3) Immediately put on calendar the first scene and continue jotting on calendar as the days move by in your manuscript, noting holidays, weekends, etc.
4) I do the same for hours in the day if the day is jammed with action. I block the action off in hour by hour increments, and often use time setters like the protagonist listening to the 11 pm news, etc. Also remember to be realistic about how much time it takes characters to do something. If it takes 2 hours to get across town in traffic, then it must take your character that long, too.

I also keep notes on timelines for past books to track the time lapse between books. My books come out every year, but the timelines aren't always 12 months apart, sometimes more, sometimes less.

This works for me. Hope it gives you some ideas.

Margot Kinberg said...

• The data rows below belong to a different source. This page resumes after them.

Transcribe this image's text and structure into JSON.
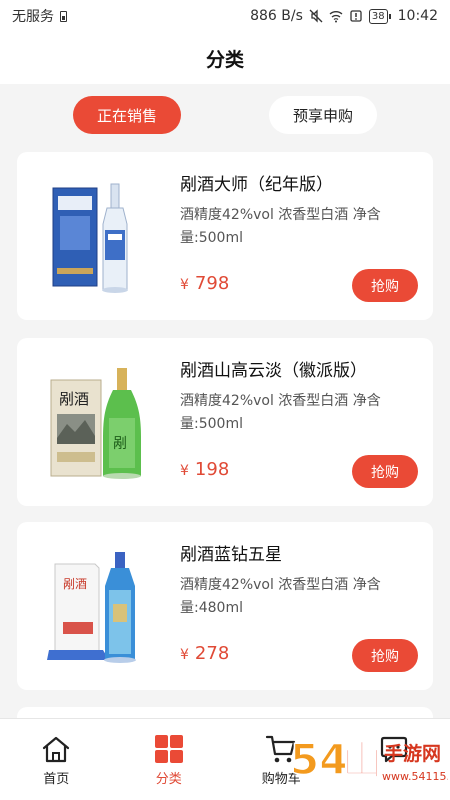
{
  "status_bar": {
    "carrier": "无服务",
    "speed": "886 B/s",
    "battery": "38",
    "time": "10:42"
  },
  "header": {
    "title": "分类"
  },
  "tabs": [
    {
      "label": "正在销售",
      "active": true
    },
    {
      "label": "预享申购",
      "active": false
    }
  ],
  "products": [
    {
      "name": "剐酒大师（纪年版）",
      "desc": "酒精度42%vol 浓香型白酒  净含量:500ml",
      "currency": "¥",
      "price": "798",
      "buy_label": "抢购"
    },
    {
      "name": "剐酒山高云淡（徽派版）",
      "desc": "酒精度42%vol 浓香型白酒  净含量:500ml",
      "currency": "¥",
      "price": "198",
      "buy_label": "抢购"
    },
    {
      "name": "剐酒蓝钻五星",
      "desc": "酒精度42%vol 浓香型白酒  净含量:480ml",
      "currency": "¥",
      "price": "278",
      "buy_label": "抢购"
    }
  ],
  "tabbar": [
    {
      "label": "首页",
      "icon": "home-icon",
      "active": false
    },
    {
      "label": "分类",
      "icon": "category-grid-icon",
      "active": true
    },
    {
      "label": "购物车",
      "icon": "cart-icon",
      "active": false
    },
    {
      "label": "",
      "icon": "profile-icon",
      "active": false
    }
  ],
  "watermark": {
    "text": "54山手游网",
    "domain": "www.54115.cn"
  },
  "colors": {
    "accent": "#ea4a36",
    "price": "#e04a36",
    "background": "#f4f4f4"
  }
}
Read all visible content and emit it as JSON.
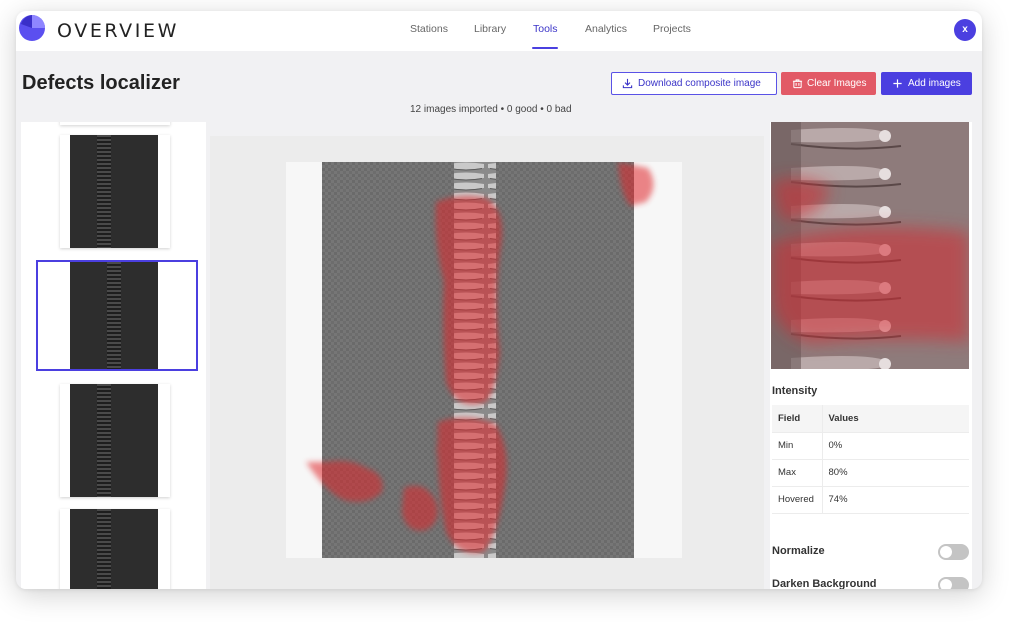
{
  "app": {
    "brand": "OVERVIEW",
    "user_initial": "x"
  },
  "nav": {
    "items": [
      {
        "label": "Stations",
        "active": false
      },
      {
        "label": "Library",
        "active": false
      },
      {
        "label": "Tools",
        "active": true
      },
      {
        "label": "Analytics",
        "active": false
      },
      {
        "label": "Projects",
        "active": false
      }
    ]
  },
  "page": {
    "title": "Defects localizer",
    "summary": "12 images imported • 0 good • 0 bad"
  },
  "toolbar": {
    "download_label": "Download composite image",
    "clear_label": "Clear Images",
    "add_label": "Add images",
    "download_icon": "download-icon",
    "clear_icon": "trash-icon",
    "add_icon": "plus-icon"
  },
  "thumbnails": {
    "count_visible": 4,
    "selected_index": 1
  },
  "intensity": {
    "title": "Intensity",
    "headers": [
      "Field",
      "Values"
    ],
    "rows": [
      {
        "field": "Min",
        "value": "0%"
      },
      {
        "field": "Max",
        "value": "80%"
      },
      {
        "field": "Hovered",
        "value": "74%"
      }
    ]
  },
  "options": {
    "normalize": {
      "label": "Normalize",
      "on": false
    },
    "darken_background": {
      "label": "Darken Background",
      "on": false
    }
  },
  "colors": {
    "accent": "#4b3fe0",
    "danger": "#e25a66",
    "heatmap": "#e0262c"
  }
}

I like your question, Alan! I agree 100% that a timeline can be a big challenge. What I do is outline what I'm writing, and then break it down by month, then by week and set weekly goals. I find that setting daily goals is too stressful, since things crop up so often that can mess up a day. I know that's not a very detailed answer, but it helps me.

Elspeth Antonelli said...

I get very logical. I'll make an outline saying Day 1 and put down in point form the main events. Then Day 2, etc. Yes, it's uncreative. But it has kept me sane more than once.

Elspeth

Alan Orloff said...

Elizabeth - You seem so organized; I find it hard to believe.

Lori - "Deep water" is a very kind term for where I find myself sometimes.

Sue Ann - I should have asked you this question years ago--this is going up on my wall! I tried something like this once, but I seemed to wander a bit...

Margot - When I write, I do set daily goals, and when I miss, I try to make sure I hit the weekly goals. Kind of like what you do, it sounds like.

Elspeth - Logic? Logic? What does logic have to do with writing?

Galen Kindley--Author said...

I guess I’ve been lucky so far…or my plots (like me) pretty simple. I’ve not notice a timeline problem, nor had an editor or reader call me on a timeline violation. So, lucky pretty much describes me. However, now that I know it CAN be screwed up…you can bet I will screw it up. Sigh.

Best Regards, Galen

Imagineering Fiction Blog

Levi Montgomery said...

In the rare case where a "mental timeline" is not going to do the job, I create one using a spreadsheet. Any decent program will let you autofill a column with dates, by year, month, day, hour, minute, whatever module you need. Adda another column for each character who needs to be tracked, or each object that might get passed around, or the state of the tides, the phase of the moon, age of the dog, whether the things in Bad Guy's refrigerator can still be eaten...

Alan Orloff said...

Galen - You can't fool me. I don't think "simple' describes any part of you.

Levi - Spreadsheets! Of course. Why didn't the engineer in me think of that? I'm slipping...
Seems like a good way to keep track of a whole host of characters and their events. Hmm, maybe I can even graph something.

Paul Lamb said...

The novel I'm working on is not so time dependent. It takes place over the course of a year, so I don't have a lot of time cues in it. I recently decided to put in some references to the weather (since it does drive one small plot point), and before I could do that I had to figure out in which months of the year each chapter transpired. I anchored myself with the last chapter (since it does end in a certain month) and then worked my way backward through each chapter. Now I'm going forward again, rewriting to put in whatever weather/seasonal references I think are helpful.

Nonfiction writer Sue Hubbell kept bees for many years in the Missouri Ozarks. She was especially busy when it was time to collect honey, and when she reviewed her notes after that season was over, she found that she had worked 34 days that month on her bees. That's devotion.